It is estimated that more than 3.5 million Americans live with an autism spectrum disorder but the prevalence of autism in US children has been increasing significantly in the past decade. From 2000 (1 in 150) to 2010 (1 in 68), autism in U.S. children, increased by 119.4 percent, according to figures from CDC’s Autism and Developmental Disabilities Monitoring, making autism the US’s fastest-growing developmental disability. ASD is also about 4.5 times more common among boys (1 in 42) than among girls (1 in 189).
Delayed learning of language, difficulty making eye contact or holding a conversation or difficulty with executive functioning are just some of the behaviours associated with autism. A person on the spectrum might follow a few or many of these behaviours, or many others besides. Currently there is no medication to treat autism, just some medications that can help with the related symptoms and behavioural therapies.
Research into Stem Cell Treatment
However scientific research is offering hope for those living with this disorder as current research focuses not just on the causes and effects of autism but also looks at ways in which individuals with autism and their families can be better supported. This research includes pioneering new breakthroughs in the use of stem cell therapies.
Increasingly stem cell therapy is recognised as a possible approach to supporting individuals with autism which is based on the unique ability of stem cells to influence metabolism, the immune system and restore damaged cells and tissues, including body organs and systems. Indeed recent studies utilising stem cell treatment, including the Duke University Study in April 2017, have shown promise, though all investigators and other experts emphasize that the therapy is still in the early stages and much more research is needed.
Following an initial Phase I trial of the study, the researchers are now embarking on a larger Phase II. This will determine whether the initial suggestion, that stem cell therapy will be of benefit to children with autism, can be replicated.
On the challenges that Autism brings to parents, Geraldine Dawson PhD, who is co-principal investigator and director of the Duke Center for Autism and Brain Development, said: “One of the most challenging things for parents of children with autism is that there is so much information out there that is unreliable,”
“After we’ve concluded the Phase II trial, we will have much more information and should be able to better characterize the potential for this therapy.”
BioEden Customers Using their Stem Cells to Treat Autism
At BioEden we have supported these developments and our own experience endorses the potential which may lie in this area. Over the past 12 years of offering our service BioEden has released a number of samples of cells for the treatment of a range of conditions, including Autism.

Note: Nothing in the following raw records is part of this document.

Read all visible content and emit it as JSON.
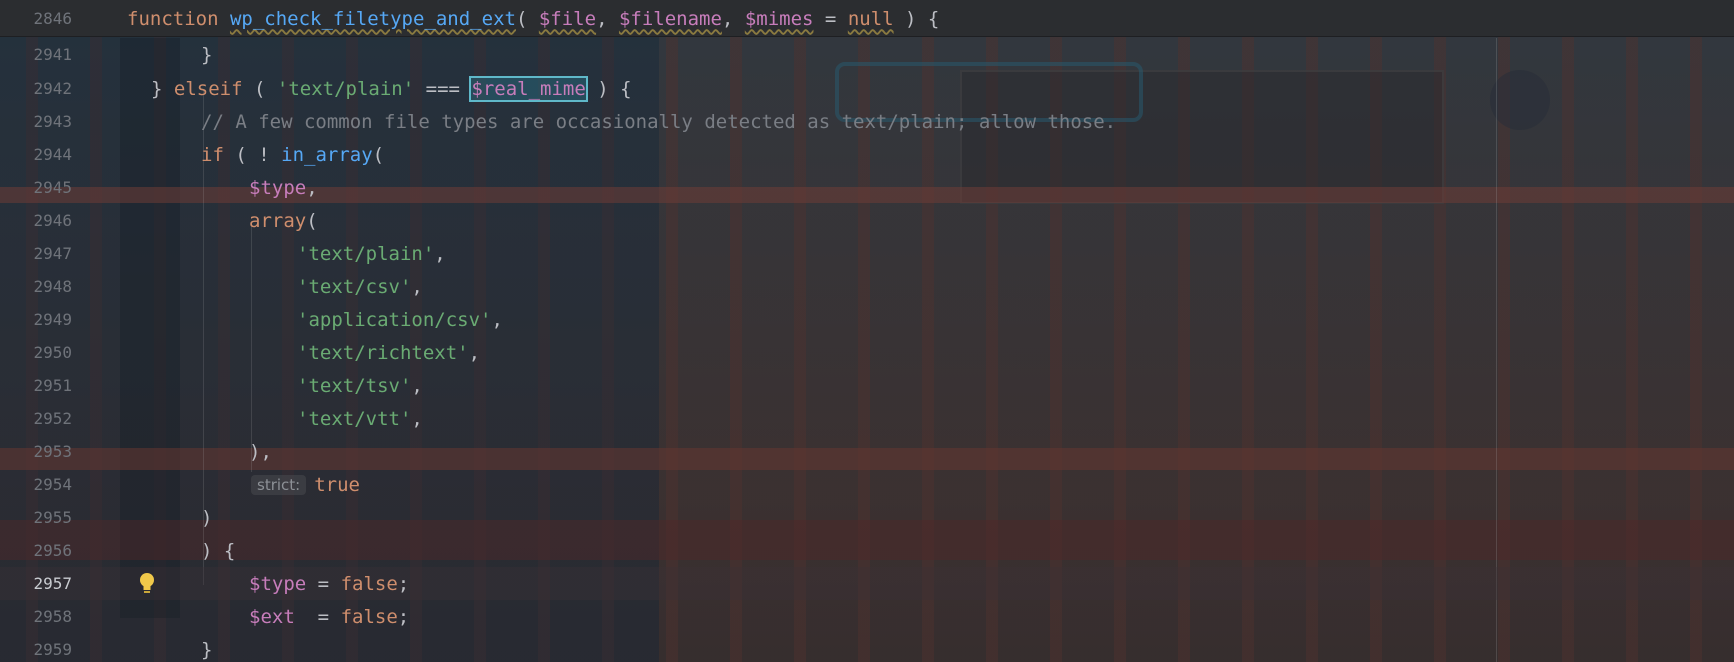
{
  "sticky": {
    "line_number": "2846",
    "keyword": "function",
    "name": "wp_check_filetype_and_ext",
    "open_paren": "(",
    "param1": "$file",
    "comma1": ",",
    "param2": "$filename",
    "comma2": ",",
    "param3": "$mimes",
    "assign": "=",
    "null_kw": "null",
    "close": ") {"
  },
  "lines": {
    "l2941": {
      "num": "2941",
      "text": "}"
    },
    "l2942": {
      "num": "2942",
      "brace": "}",
      "elseif": "elseif",
      "paren_open": "(",
      "str": "'text/plain'",
      "op": "===",
      "var": "$real_mime",
      "tail": ") {"
    },
    "l2943": {
      "num": "2943",
      "comment": "// A few common file types are occasionally detected as text/plain; allow those."
    },
    "l2944": {
      "num": "2944",
      "if_kw": "if",
      "paren": "( !",
      "fn": "in_array",
      "open": "("
    },
    "l2945": {
      "num": "2945",
      "var": "$type",
      "comma": ","
    },
    "l2946": {
      "num": "2946",
      "array_kw": "array",
      "open": "("
    },
    "l2947": {
      "num": "2947",
      "str": "'text/plain'",
      "comma": ","
    },
    "l2948": {
      "num": "2948",
      "str": "'text/csv'",
      "comma": ","
    },
    "l2949": {
      "num": "2949",
      "str": "'application/csv'",
      "comma": ","
    },
    "l2950": {
      "num": "2950",
      "str": "'text/richtext'",
      "comma": ","
    },
    "l2951": {
      "num": "2951",
      "str": "'text/tsv'",
      "comma": ","
    },
    "l2952": {
      "num": "2952",
      "str": "'text/vtt'",
      "comma": ","
    },
    "l2953": {
      "num": "2953",
      "text": "),"
    },
    "l2954": {
      "num": "2954",
      "hint": "strict:",
      "value": "true"
    },
    "l2955": {
      "num": "2955",
      "text": ")"
    },
    "l2956": {
      "num": "2956",
      "text": ") {"
    },
    "l2957": {
      "num": "2957",
      "var": "$type",
      "assign": "=",
      "value": "false",
      "semi": ";"
    },
    "l2958": {
      "num": "2958",
      "var": "$ext",
      "assign": "=",
      "value": "false",
      "semi": ";"
    },
    "l2959": {
      "num": "2959",
      "text": "}"
    }
  },
  "icons": {
    "intention": "lightbulb-icon"
  },
  "colors": {
    "keyword": "#cf8e6d",
    "function": "#56a8f5",
    "variable": "#c77dbb",
    "string": "#6aab73",
    "comment": "#7a7e85",
    "highlight_box": "#5fb8c9",
    "bulb": "#f0c84a"
  }
}
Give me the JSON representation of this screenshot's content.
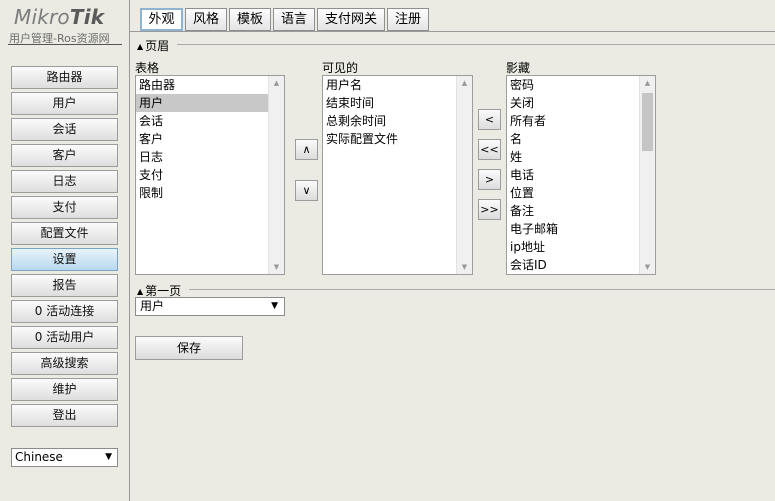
{
  "brand": {
    "logo_text_light": "Mikro",
    "logo_text_bold": "Tik",
    "subtitle": "用户管理-Ros资源网"
  },
  "sidebar": {
    "items": [
      {
        "label": "路由器"
      },
      {
        "label": "用户"
      },
      {
        "label": "会话"
      },
      {
        "label": "客户"
      },
      {
        "label": "日志"
      },
      {
        "label": "支付"
      },
      {
        "label": "配置文件"
      },
      {
        "label": "设置",
        "active": true
      },
      {
        "label": "报告"
      },
      {
        "label": "0 活动连接"
      },
      {
        "label": "0 活动用户"
      },
      {
        "label": "高级搜索"
      },
      {
        "label": "维护"
      },
      {
        "label": "登出"
      }
    ],
    "language": "Chinese"
  },
  "tabs": [
    {
      "label": "外观",
      "active": true
    },
    {
      "label": "风格"
    },
    {
      "label": "模板"
    },
    {
      "label": "语言"
    },
    {
      "label": "支付网关"
    },
    {
      "label": "注册"
    }
  ],
  "header_section": {
    "legend": "页眉",
    "tables_label": "表格",
    "visible_label": "可见的",
    "hidden_label": "影藏",
    "tables": [
      "路由器",
      "用户",
      "会话",
      "客户",
      "日志",
      "支付",
      "限制"
    ],
    "tables_selected_index": 1,
    "visible": [
      "用户名",
      "结束时间",
      "总剩余时间",
      "实际配置文件"
    ],
    "hidden": [
      "密码",
      "关闭",
      "所有者",
      "名",
      "姓",
      "电话",
      "位置",
      "备注",
      "电子邮箱",
      "ip地址",
      "会话ID"
    ],
    "up_button": "∧",
    "down_button": "∨",
    "move_left": "<",
    "move_all_left": "<<",
    "move_right": ">",
    "move_all_right": ">>"
  },
  "first_page_section": {
    "legend": "第一页",
    "selected": "用户"
  },
  "save_label": "保存"
}
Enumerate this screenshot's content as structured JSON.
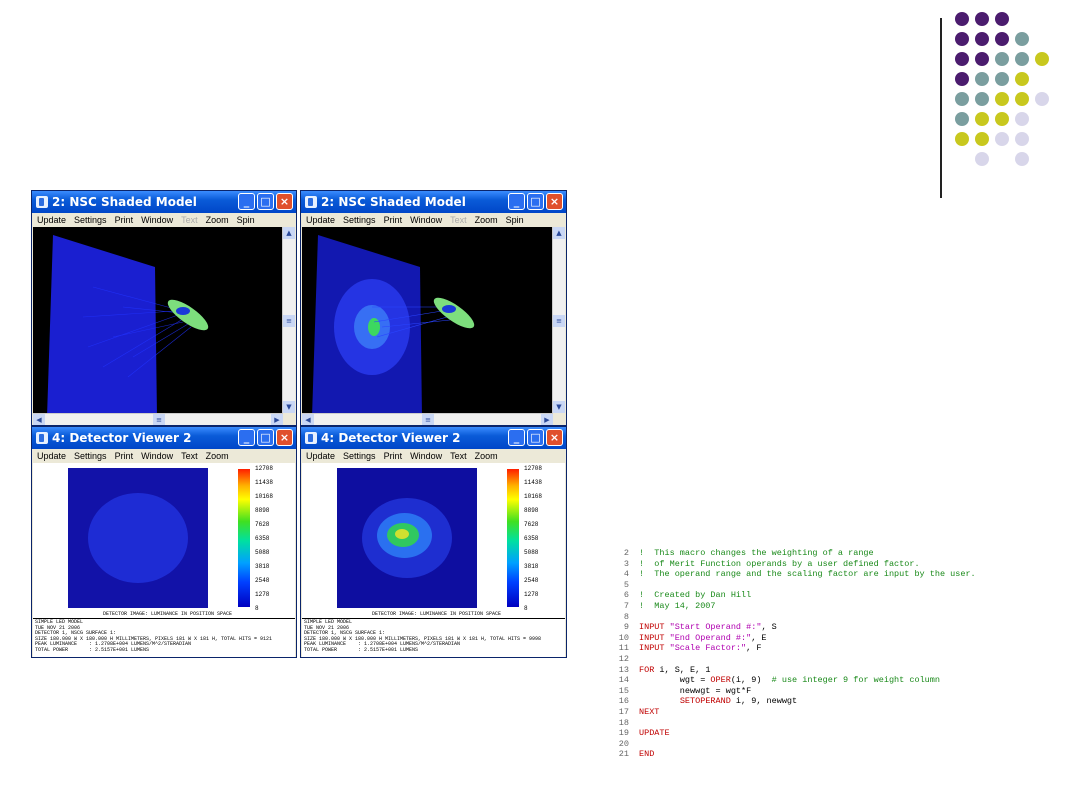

If you want more information on how you could bank your children’s baby teeth for potential future therapeutic use to treat Autism, have a chat to one of our team or download our guide to stem cell banking.
To keep up to date with the latest developments in stem cell therapy and the treatment of autism, make sure to check back regularly to our blog.